Much of the tutorial is already implemented here, and has some nice improvements like the Visitor pattern for code generation to make the LLVM code stand out and help you bootstrap your compiler.

The tutorials have been tested to run on Windows and Linux, however the build (using MSBuild) uses the Nuget packages, hence require some editing to run on Linux.

Chapter 3

Chapter 4

Chapter 5


  • Types are exactly how they are defined in the C bindings, for example: LLVMTypeRef

  • Functions are put in a C# class called LLVM and the LLVM prefix is removed from the functions, for example: LLVM.ModuleCreateWithName("LLVMSharpIntro");

  • For certain functions requiring a pointer to an array, you must pass the array indexed into its first element.
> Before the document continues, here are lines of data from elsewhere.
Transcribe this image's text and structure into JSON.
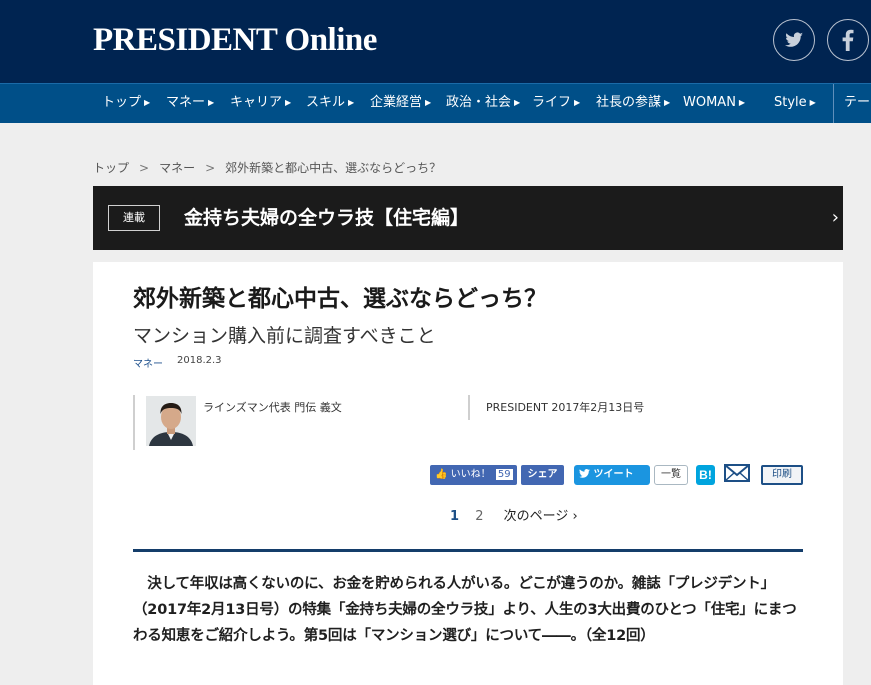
{
  "header": {
    "logo_text": "PRESIDENT Online",
    "social": [
      {
        "icon": "twitter-icon"
      },
      {
        "icon": "facebook-icon"
      }
    ]
  },
  "nav": {
    "items": [
      {
        "label": "トップ"
      },
      {
        "label": "マネー"
      },
      {
        "label": "キャリア"
      },
      {
        "label": "スキル"
      },
      {
        "label": "企業経営"
      },
      {
        "label": "政治・社会"
      },
      {
        "label": "ライフ"
      },
      {
        "label": "社長の参謀"
      },
      {
        "label": "WOMAN"
      },
      {
        "label": "Style"
      },
      {
        "label": "テー"
      }
    ]
  },
  "breadcrumb": {
    "items": [
      "トップ",
      "マネー",
      "郊外新築と都心中古、選ぶならどっち？"
    ],
    "separator": ">"
  },
  "series": {
    "badge": "連載",
    "title": "金持ち夫婦の全ウラ技【住宅編】",
    "chevron": "›"
  },
  "article": {
    "title": "郊外新築と都心中古、選ぶならどっち？",
    "subtitle": "マンション購入前に調査すべきこと",
    "category": "マネー",
    "date": "2018.2.3",
    "author": "ラインズマン代表 門伝 義文",
    "source": "PRESIDENT 2017年2月13日号",
    "lead": "　決して年収は高くないのに、お金を貯められる人がいる。どこが違うのか。雑誌「プレジデント」（2017年2月13日号）の特集「金持ち夫婦の全ウラ技」より、人生の3大出費のひとつ「住宅」にまつわる知恵をご紹介しよう。第5回は「マンション選び」について――。（全12回）"
  },
  "share": {
    "like_label": "いいね！",
    "like_count": "59",
    "share_label": "シェア",
    "tweet_label": "ツイート",
    "tweet_list_label": "一覧",
    "hatena_label": "B!",
    "print_label": "印刷"
  },
  "pagination": {
    "current": "1",
    "next_number": "2",
    "next_label": "次のページ"
  },
  "colors": {
    "header_bg": "#002451",
    "nav_bg": "#004f88",
    "accent": "#1d4f86",
    "facebook": "#4267b2",
    "twitter": "#1b95e0",
    "hatena": "#00a4de"
  }
}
If you do not want to pass any element, you can either pass an array with a dummy element, or make a single type and pass it, otherwise you won't be able to compile, for example: LLVM.FunctionType(LLVM.Int32Type(), out typesArr[0], 0, False); is equivalent to LLVM.FunctionType(LLVM.Int32Type(), out type, 0, False);
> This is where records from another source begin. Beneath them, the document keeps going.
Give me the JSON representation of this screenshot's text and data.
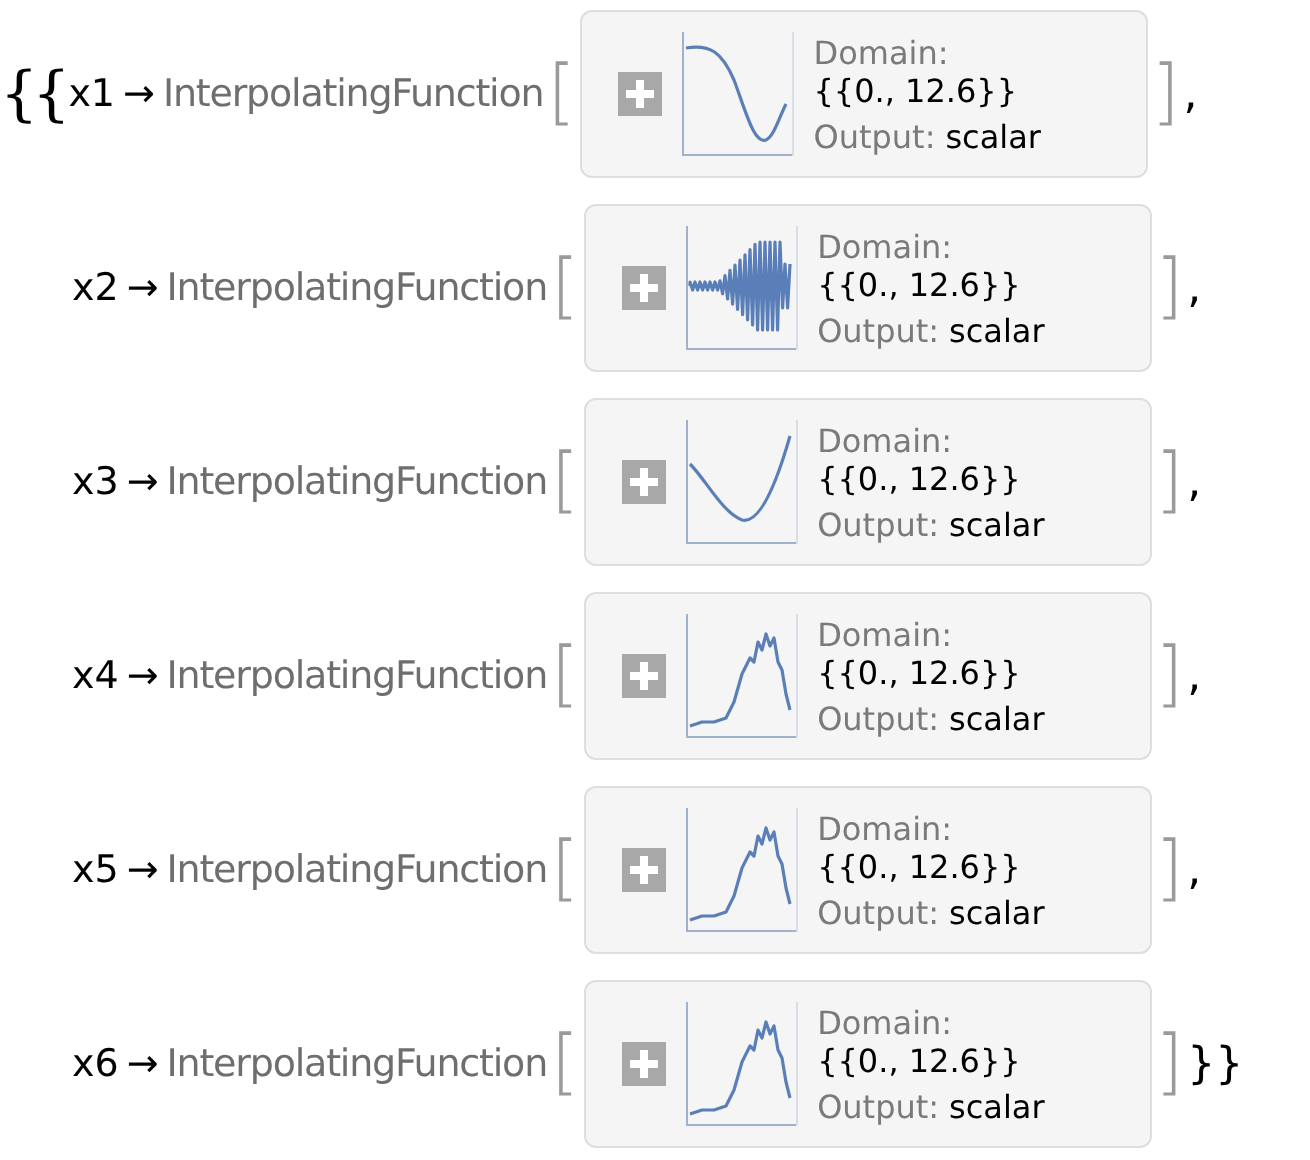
{
  "lead": "{{",
  "rows": [
    {
      "variable": "x1",
      "arrow": "→",
      "head": "InterpolatingFunction",
      "open": "[",
      "domain_label": "Domain:",
      "domain": "{{0., 12.6}}",
      "output_label": "Output:",
      "output": "scalar",
      "plot": {
        "kind": "dip"
      },
      "close": "]",
      "trail": ","
    },
    {
      "variable": "x2",
      "arrow": "→",
      "head": "InterpolatingFunction",
      "open": "[",
      "domain_label": "Domain:",
      "domain": "{{0., 12.6}}",
      "output_label": "Output:",
      "output": "scalar",
      "plot": {
        "kind": "oscillation"
      },
      "close": "]",
      "trail": ","
    },
    {
      "variable": "x3",
      "arrow": "→",
      "head": "InterpolatingFunction",
      "open": "[",
      "domain_label": "Domain:",
      "domain": "{{0., 12.6}}",
      "output_label": "Output:",
      "output": "scalar",
      "plot": {
        "kind": "valley"
      },
      "close": "]",
      "trail": ","
    },
    {
      "variable": "x4",
      "arrow": "→",
      "head": "InterpolatingFunction",
      "open": "[",
      "domain_label": "Domain:",
      "domain": "{{0., 12.6}}",
      "output_label": "Output:",
      "output": "scalar",
      "plot": {
        "kind": "peak"
      },
      "close": "]",
      "trail": ","
    },
    {
      "variable": "x5",
      "arrow": "→",
      "head": "InterpolatingFunction",
      "open": "[",
      "domain_label": "Domain:",
      "domain": "{{0., 12.6}}",
      "output_label": "Output:",
      "output": "scalar",
      "plot": {
        "kind": "peak"
      },
      "close": "]",
      "trail": ","
    },
    {
      "variable": "x6",
      "arrow": "→",
      "head": "InterpolatingFunction",
      "open": "[",
      "domain_label": "Domain:",
      "domain": "{{0., 12.6}}",
      "output_label": "Output:",
      "output": "scalar",
      "plot": {
        "kind": "peak"
      },
      "close": "]",
      "trail": "}}"
    }
  ]
}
Example application

using System;
using System.Runtime.InteropServices;
using LLVMSharp;

internal sealed class Program
    public delegate int Add(int a, int b);

    private static void Main(string[] args)
        LLVMBool False = new LLVMBool(0);
        LLVMModuleRef mod = LLVM.ModuleCreateWithName("LLVMSharpIntro");

        LLVMTypeRef[] param_types = {LLVM.Int32Type(), LLVM.Int32Type()};
        LLVMTypeRef ret_type = LLVM.FunctionType(LLVM.Int32Type(), out param_types[0], 2, False);
        LLVMValueRef sum = LLVM.AddFunction(mod, "sum", ret_type);

        LLVMBasicBlockRef entry = LLVM.AppendBasicBlock(sum, "entry");

        LLVMBuilderRef builder = LLVM.CreateBuilder();
        LLVM.PositionBuilderAtEnd(builder, entry);
        LLVMValueRef tmp = LLVM.BuildAdd(builder, LLVM.GetParam(sum, 0), LLVM.GetParam(sum, 1), "tmp");
        LLVM.BuildRet(builder, tmp);

        IntPtr error;
        LLVM.VerifyModule(mod, LLVMVerifierFailureAction.LLVMAbortProcessAction, out error);

        LLVMExecutionEngineRef engine;


        var options = new LLVMMCJITCompilerOptions();
        var optionsSize = (4*sizeof (int)) + IntPtr.Size; // LLVMMCJITCompilerOptions has 4 ints and a pointer

        LLVM.InitializeMCJITCompilerOptions(out options, optionsSize);
        LLVM.CreateMCJITCompilerForModule(out engine, mod, out options, optionsSize, out error);

        var addMethod = (Add) Marshal.GetDelegateForFunctionPointer(LLVM.GetPointerToGlobal(engine, sum), typeof (Add));
        int result = addMethod(10, 10);

        Console.WriteLine("Result of sum is: " + result);

        if (LLVM.WriteBitcodeToFile(mod, "sum.bc") != 0)
            Console.WriteLine("error writing bitcode to file, skipping");



Microsoft Open Source Code of Conduct

This project has adopted the Microsoft Open Source Code of Conduct. For more information see the Code of Conduct FAQ or contact opencode@microsoft.com with any additional questions or comments.